Task to complete: Every entry should be repeated exactly as written.

Dataset items:
##########

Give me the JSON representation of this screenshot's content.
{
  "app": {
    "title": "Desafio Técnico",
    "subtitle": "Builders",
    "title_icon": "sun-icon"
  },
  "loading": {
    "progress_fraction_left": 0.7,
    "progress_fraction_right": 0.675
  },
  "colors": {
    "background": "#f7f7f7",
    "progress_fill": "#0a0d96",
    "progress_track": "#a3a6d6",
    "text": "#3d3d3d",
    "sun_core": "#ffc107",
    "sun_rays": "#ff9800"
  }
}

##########

Exercise response:
Give me the JSON representation of this screenshot's content.
{
  "app": {
    "title": "Desafio Técnico",
    "subtitle": "Builders",
    "title_icon": "sun-icon"
  },
  "loading": {
    "progress_fraction_left": 0.7,
    "progress_fraction_right": 0.675
  },
  "colors": {
    "background": "#f7f7f7",
    "progress_fill": "#0a0d96",
    "progress_track": "#a3a6d6",
    "text": "#3d3d3d",
    "sun_core": "#ffc107",
    "sun_rays": "#ff9800"
  }
}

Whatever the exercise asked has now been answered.